A preliminary plan for a naval mission to stop the human trafficking into Europe, from Libya, has been approved by the European Union. The mission will include the use of drones to gather intelligence and the deployment of warships and raiding boats in the Mediterranean. A key component of the plan – the ability to destroy boats in Libyan waters that belong to the smugglers – is still awaiting confirmation from the UN Security Council. It is this last issue that has particularly been met with resistance.
NGO’s have criticised the proposal as inhumane, with Human Rights Watch describing it as “utter madness” and Amnesty International have highlighted the terrible conditions that the migrants are experiencing in Libya. Likewise, Russia and the US, as well as UN Secretary-General Ban Ki-Moon, have all expressed reservations. Crucially though, it has received criticism from the Libyans themselves and Libya’s UN ambassador, Ibrahim Dabbashi, has spoken openly against it. Clearly, without their consent, it will impinge on Libyan sovereignty and there is also the fear that Libyan fishing boats will be destroyed if mistaken for smuggling vessels.
The difficulty with gaining Libyan consent is that it will be needed from both of the rival governments, Tobruk and Tripoli, otherwise UN peacekeeping efforts will be undermined. So the real problem here, the Libyan civil war, comes to the fore.
The death toll of migrants drowning in the Mediterranean has been terrible; around 1,800 have died this year. The tragic story of the 750 migrants who perished last month rightly provoked the reaction we are currently seeing and migration from Libya into Europe is a problem that desperately needs to be dealt with. Yet, since the overthrow of Gaddafi, instigated by western powers, Libya has been largely ignored. Despite several years of civil war and considerable suffering, it is only when the issue of migration into Europe raises its head that Libya is being given serious attention.
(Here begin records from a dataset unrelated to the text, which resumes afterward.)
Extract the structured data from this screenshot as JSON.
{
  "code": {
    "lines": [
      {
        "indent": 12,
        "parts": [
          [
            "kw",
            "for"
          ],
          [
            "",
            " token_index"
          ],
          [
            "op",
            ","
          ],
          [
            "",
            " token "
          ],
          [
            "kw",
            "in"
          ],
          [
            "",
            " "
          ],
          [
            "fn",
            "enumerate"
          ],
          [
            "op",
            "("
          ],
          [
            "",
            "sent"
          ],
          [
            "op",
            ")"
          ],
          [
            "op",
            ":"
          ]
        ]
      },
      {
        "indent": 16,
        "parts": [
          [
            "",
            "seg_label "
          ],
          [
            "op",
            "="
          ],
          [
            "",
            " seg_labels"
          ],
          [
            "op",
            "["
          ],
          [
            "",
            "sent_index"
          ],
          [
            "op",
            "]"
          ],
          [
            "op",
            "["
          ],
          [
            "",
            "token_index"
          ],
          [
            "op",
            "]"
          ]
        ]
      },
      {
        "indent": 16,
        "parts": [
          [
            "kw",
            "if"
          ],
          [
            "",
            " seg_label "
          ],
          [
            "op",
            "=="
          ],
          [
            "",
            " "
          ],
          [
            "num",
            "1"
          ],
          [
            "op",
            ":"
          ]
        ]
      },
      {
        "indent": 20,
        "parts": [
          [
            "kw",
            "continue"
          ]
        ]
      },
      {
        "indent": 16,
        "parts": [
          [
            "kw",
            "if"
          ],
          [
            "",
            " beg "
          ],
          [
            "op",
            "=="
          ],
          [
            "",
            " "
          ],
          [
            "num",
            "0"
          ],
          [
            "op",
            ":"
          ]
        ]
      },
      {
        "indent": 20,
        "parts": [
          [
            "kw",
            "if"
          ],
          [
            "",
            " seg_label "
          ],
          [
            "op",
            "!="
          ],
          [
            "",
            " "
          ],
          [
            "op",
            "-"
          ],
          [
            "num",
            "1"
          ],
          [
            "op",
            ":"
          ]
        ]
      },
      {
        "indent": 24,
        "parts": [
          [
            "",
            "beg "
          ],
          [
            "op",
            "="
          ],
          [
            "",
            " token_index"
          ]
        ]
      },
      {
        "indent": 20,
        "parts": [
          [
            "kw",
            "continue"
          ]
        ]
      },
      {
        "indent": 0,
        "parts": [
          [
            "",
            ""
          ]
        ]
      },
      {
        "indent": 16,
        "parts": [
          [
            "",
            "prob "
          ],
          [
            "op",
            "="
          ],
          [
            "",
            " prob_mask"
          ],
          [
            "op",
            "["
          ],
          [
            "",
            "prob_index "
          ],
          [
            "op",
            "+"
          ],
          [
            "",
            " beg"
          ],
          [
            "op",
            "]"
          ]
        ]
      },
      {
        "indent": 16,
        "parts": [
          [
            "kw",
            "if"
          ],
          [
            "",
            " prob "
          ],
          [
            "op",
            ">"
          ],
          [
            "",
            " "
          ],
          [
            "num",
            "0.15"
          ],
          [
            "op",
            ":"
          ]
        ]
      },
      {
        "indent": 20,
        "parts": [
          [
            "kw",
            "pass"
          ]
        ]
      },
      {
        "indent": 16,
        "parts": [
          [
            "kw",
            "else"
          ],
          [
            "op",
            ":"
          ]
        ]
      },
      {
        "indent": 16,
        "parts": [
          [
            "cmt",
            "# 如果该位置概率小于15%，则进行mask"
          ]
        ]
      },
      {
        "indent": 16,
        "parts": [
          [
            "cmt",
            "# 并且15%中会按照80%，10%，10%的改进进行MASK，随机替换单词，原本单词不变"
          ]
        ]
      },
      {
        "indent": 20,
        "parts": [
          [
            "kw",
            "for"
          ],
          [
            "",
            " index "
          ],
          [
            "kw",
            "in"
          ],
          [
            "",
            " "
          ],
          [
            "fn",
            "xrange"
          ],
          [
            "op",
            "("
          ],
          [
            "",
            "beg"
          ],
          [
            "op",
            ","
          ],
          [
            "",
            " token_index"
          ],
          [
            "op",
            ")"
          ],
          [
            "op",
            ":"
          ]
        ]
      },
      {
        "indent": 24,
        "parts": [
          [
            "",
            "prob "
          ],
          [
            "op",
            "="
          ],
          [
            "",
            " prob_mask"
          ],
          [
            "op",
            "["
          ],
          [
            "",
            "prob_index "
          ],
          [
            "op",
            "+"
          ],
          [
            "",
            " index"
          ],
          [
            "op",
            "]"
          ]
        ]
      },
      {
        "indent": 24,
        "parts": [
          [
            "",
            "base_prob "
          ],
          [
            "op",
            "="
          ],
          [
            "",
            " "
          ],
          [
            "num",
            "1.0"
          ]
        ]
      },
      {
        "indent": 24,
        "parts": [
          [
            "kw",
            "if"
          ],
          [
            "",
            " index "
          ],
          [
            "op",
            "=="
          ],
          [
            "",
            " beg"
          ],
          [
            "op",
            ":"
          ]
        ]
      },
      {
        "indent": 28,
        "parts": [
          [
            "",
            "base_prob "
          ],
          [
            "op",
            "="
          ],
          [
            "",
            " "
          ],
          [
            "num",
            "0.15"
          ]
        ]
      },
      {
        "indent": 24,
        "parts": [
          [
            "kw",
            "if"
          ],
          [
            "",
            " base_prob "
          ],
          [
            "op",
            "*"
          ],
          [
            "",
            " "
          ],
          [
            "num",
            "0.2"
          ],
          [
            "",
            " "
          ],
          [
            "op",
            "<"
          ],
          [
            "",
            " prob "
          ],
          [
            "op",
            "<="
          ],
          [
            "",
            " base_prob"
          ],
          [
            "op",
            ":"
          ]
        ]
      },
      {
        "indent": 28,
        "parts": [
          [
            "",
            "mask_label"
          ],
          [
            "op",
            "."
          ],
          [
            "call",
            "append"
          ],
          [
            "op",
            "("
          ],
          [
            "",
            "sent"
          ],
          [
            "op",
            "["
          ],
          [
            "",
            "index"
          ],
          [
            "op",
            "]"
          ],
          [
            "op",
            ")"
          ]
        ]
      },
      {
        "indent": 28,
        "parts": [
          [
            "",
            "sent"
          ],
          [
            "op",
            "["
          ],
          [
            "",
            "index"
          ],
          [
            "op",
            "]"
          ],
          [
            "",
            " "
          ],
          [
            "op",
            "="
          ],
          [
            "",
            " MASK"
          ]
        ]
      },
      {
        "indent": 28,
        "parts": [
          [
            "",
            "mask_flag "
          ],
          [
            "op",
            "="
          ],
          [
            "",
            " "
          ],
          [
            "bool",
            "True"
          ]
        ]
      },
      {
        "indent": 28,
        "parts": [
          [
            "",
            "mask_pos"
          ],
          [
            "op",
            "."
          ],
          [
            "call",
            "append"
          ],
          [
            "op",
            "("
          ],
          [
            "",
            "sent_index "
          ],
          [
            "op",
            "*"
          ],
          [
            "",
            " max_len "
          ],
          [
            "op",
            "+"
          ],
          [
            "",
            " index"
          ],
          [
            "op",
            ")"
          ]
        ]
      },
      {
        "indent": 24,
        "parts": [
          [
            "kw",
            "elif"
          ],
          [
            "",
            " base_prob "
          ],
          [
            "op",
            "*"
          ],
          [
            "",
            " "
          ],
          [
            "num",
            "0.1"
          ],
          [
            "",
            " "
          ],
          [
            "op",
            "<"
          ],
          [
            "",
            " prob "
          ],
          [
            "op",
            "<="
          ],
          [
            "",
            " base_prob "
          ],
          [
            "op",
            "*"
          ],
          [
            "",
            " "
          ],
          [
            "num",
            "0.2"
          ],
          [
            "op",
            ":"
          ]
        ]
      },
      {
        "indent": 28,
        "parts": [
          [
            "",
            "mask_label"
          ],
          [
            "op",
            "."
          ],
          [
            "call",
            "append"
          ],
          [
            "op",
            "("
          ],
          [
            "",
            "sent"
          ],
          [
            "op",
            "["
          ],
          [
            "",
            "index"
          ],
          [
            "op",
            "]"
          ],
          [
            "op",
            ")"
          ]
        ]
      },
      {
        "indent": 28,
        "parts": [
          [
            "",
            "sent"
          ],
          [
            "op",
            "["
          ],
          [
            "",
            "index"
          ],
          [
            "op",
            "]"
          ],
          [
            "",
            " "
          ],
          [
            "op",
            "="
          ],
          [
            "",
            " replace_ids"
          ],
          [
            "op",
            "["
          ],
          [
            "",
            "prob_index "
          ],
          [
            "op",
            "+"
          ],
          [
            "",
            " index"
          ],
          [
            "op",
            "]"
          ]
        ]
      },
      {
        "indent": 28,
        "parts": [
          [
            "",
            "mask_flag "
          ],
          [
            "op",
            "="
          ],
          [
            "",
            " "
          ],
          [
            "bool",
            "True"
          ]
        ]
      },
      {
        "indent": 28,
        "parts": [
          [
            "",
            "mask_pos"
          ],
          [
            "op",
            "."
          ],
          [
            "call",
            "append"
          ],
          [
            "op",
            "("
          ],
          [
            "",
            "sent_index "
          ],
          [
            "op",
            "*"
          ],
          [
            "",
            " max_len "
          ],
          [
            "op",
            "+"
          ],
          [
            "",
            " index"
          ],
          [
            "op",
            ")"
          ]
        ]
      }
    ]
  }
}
Ironically, it is the very instability and lack of central authority resulting from the conflict that has allowed the people trafficking trade to profit; the effects of abandoning Libya for so long are therefore now directly affecting Europe. Many of the migrants have come from as far as Syria and sub-Saharan Africa in search of a better life in Europe. The fact that people will travel so far in order to get to Libya shows not only how desperate they are, but also that Libya represents by far their best chance of reaching Europe. As well as the need to tackle the traffickers head on, clearly there also needs to be a greater effort to move the rival authorities towards some kind of unity government. That will be easier said than done and certainly does not seem imminent but until some semblance of stability and security is restored to Libya, it will continue to appeal to smugglers and traffickers.